It's typical to lose between 50 and 100 hairs a day. With about 100,000 hairs on your head, that little loss isn't visible.
New hair typically changes the lost hair, however this doesn't constantly happen. Loss of hair can develop slowly over years or occur suddenly. Loss of hair can be irreversible or short-lived.
It's difficult to count the amount of hair lost on a provided day. You may be losing more hair than is normal if you notice a large amount of hair in the drain after cleaning your hair or clumps of hair in your brush. You might also notice thinning patches of hair or baldness.
If you notice that you're losing more hair than usual, you must talk about the issue with your medical professional. They can figure out the underlying cause of your hair loss and suggest suitable treatment strategies.
What triggers loss of hair?

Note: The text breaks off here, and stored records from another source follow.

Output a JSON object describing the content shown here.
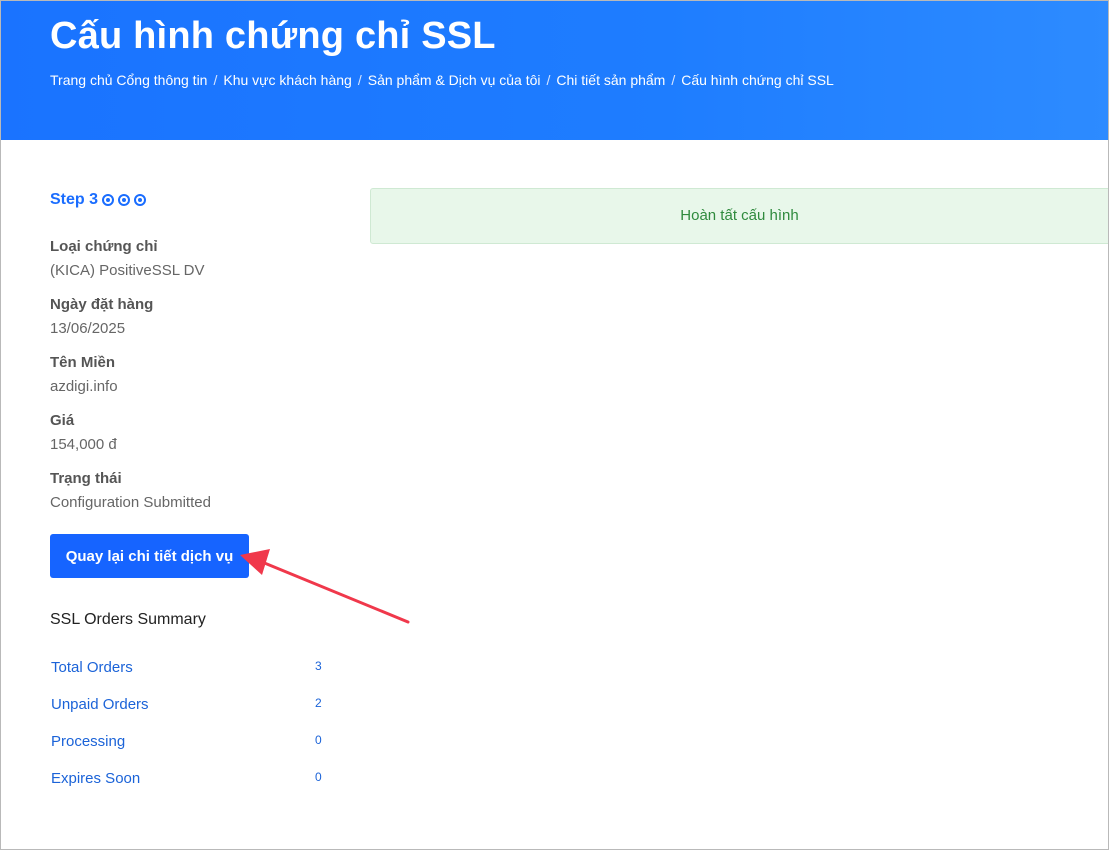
{
  "header": {
    "title": "Cấu hình chứng chỉ SSL",
    "breadcrumb": [
      "Trang chủ Cổng thông tin",
      "Khu vực khách hàng",
      "Sản phẩm & Dịch vụ của tôi",
      "Chi tiết sản phẩm",
      "Cấu hình chứng chỉ SSL"
    ],
    "separator": "/"
  },
  "step": {
    "label": "Step 3"
  },
  "details": [
    {
      "label": "Loại chứng chỉ",
      "value": "(KICA) PositiveSSL DV"
    },
    {
      "label": "Ngày đặt hàng",
      "value": "13/06/2025"
    },
    {
      "label": "Tên Miền",
      "value": "azdigi.info"
    },
    {
      "label": "Giá",
      "value": "154,000 đ"
    },
    {
      "label": "Trạng thái",
      "value": "Configuration Submitted"
    }
  ],
  "back_button": "Quay lại chi tiết dịch vụ",
  "summary": {
    "title": "SSL Orders Summary",
    "items": [
      {
        "label": "Total Orders",
        "count": "3"
      },
      {
        "label": "Unpaid Orders",
        "count": "2"
      },
      {
        "label": "Processing",
        "count": "0"
      },
      {
        "label": "Expires Soon",
        "count": "0"
      }
    ]
  },
  "alert": {
    "message": "Hoàn tất cấu hình"
  },
  "colors": {
    "primary": "#1664ff",
    "success_bg": "#e8f7ea",
    "success_text": "#2f8a3d",
    "annotation_arrow": "#f0384b"
  },
  "icons": {
    "step_indicator": "radio-dot-icon",
    "annotation": "red-arrow-icon"
  }
}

Initially, your doctor or dermatologist (a physician who concentrates on skin issues) will try to determine the underlying cause of your hair loss. The most typical cause of hair loss is hereditary male- or female-pattern baldness.
If you have a family history of baldness, you might have this kind of hair loss. Particular sex hormones can set off hereditary hair loss. It might start as early as the age of puberty.
Sometimes, loss of hair might occur with an easy halt in the cycle of hair development. Significant diseases, surgical treatments, or terrible occasions can activate loss of hair. Nevertheless, your hair will normally begin growing back without treatment.
Hormone modifications can cause short-lived loss of hair. Examples include:
terminating using birth control pills menopause Medical conditions that can trigger loss of hair include:
thyroid illness alopecia areata (an autoimmune illness that attacks hair follicles) scalp infections like ringworm Diseases that cause scarring, such as lichen planus and some kinds of lupus, can result in irreversible hair loss because of the scarring.
Loss of hair can also be due to medications used to deal with:
cancer hypertension arthritis depression
A physical or psychological shock might trigger obvious loss of hair. Examples of this kind of shock consist of:
a death in the family
extreme weight loss
a high fever
People with trichotillomania (hair-pulling disorder) have a need to take out their hair, usually from their head, eyebrows, or eyelashes.
Traction loss of hair can be due to hairstyles that put pressure on the follicles by pulling the hair back extremely tightly.
A diet plan doing not have in protein iron, and other nutrients can likewise lead to thinning hair.